The capture on Sunday of alleged drug trafficker and fuel thief Jose Antonio Yepez, alias "El Marro," has removed one of the two bosses battling for control of Guanajuato, a state once dominated by mining and agriculture but now bristling with carmaking operations.
Turf wars between Yepez, leader of the Santa Rosa de Lima Cartel, and the Jalisco New Generation Cartel of Nemesio Oseguera have sown chaos in Guanajuato, which could benefit from a new North American trade deal launched in July.
Authorities say Yepez, 40, masterminded the theft of hundreds of millions of dollars of fuel in a state crisscrossed with pipelines and home to one of Mexico's six oil refineries.
"We all hope these kinds of crimes start to decrease, the perception of lawlessness diminishes, and that the business climate picks up," Jose Arturo Sanchez, head of the CCE business lobby in Leon, Guanajuato's biggest city, said after the arrest.
Guanajuato boasts plants of carmakers such as Toyota, General Motors, Honda and Mazda, but its automotive prowess has been increasingly overshadowed by gangland slayings since the government cracked down on El Marro's fuel theft ring in late 2018.
As illicit fuel sources dried up, his gang began to extort firms to secure extra revenues, a local businessman said.
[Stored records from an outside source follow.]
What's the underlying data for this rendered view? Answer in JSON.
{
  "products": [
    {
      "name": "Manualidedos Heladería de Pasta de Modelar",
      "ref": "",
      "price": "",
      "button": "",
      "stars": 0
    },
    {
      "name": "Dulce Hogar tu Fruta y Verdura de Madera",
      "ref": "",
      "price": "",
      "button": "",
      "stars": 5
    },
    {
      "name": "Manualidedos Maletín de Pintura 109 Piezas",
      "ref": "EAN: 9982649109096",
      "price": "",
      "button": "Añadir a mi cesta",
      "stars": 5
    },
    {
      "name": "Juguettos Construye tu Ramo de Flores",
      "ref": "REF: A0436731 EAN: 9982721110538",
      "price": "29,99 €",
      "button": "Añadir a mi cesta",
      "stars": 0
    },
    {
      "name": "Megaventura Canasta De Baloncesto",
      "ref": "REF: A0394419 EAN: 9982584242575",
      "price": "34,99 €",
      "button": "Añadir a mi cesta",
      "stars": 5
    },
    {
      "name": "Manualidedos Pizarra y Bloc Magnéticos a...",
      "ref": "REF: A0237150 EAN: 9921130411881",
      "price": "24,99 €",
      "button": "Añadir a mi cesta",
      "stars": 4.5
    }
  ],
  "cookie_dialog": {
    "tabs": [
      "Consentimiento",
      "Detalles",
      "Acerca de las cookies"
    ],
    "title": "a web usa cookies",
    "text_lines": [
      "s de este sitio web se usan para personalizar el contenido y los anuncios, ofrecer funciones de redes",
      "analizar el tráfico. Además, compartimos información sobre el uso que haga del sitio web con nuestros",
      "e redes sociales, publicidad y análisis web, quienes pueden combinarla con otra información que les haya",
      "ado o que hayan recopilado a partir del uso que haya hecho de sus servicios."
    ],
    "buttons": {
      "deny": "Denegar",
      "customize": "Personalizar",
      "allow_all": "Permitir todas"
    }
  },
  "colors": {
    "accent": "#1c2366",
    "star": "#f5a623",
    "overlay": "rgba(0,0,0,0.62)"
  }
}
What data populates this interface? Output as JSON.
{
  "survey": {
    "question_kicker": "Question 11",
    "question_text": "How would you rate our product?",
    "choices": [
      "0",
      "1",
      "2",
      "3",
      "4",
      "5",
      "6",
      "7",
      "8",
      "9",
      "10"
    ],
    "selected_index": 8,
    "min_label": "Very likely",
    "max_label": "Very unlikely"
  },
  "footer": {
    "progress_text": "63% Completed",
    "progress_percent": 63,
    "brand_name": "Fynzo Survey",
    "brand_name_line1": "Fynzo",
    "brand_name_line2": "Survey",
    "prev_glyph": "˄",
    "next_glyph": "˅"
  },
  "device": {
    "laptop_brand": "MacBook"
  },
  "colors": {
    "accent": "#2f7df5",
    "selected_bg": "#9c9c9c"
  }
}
What had once been "sporadic" extortion became "a rule", he added, speaking on condition of anonymity for fear of reprisals.
Yepez's detention offered a "glimmer of hope" that companies could start planning with greater certainty again, he said.
Guanajuato's descent into bloodshed has been precipitous.
In 2011, the peak year of gang violence under then-President Felipe Calderon, Guanajuato accounted for 2.7% of the national murder tally. In 2020, with murders on track to break records for the third year running, the figure is over 13%.
Guillermo Romero, a former state economy minister, said Yepez's capture should lift investor confidence, and welcomed what he saw as improved cooperation between the opposition-run state government and federal authorities.
Now authorities needed to ensure they did not allow jostling to succeed Yepez to unleash more mayhem, he added.
"There can be no let up," he said.
(Reporting by Dave Graham; Editing by Tom Brown)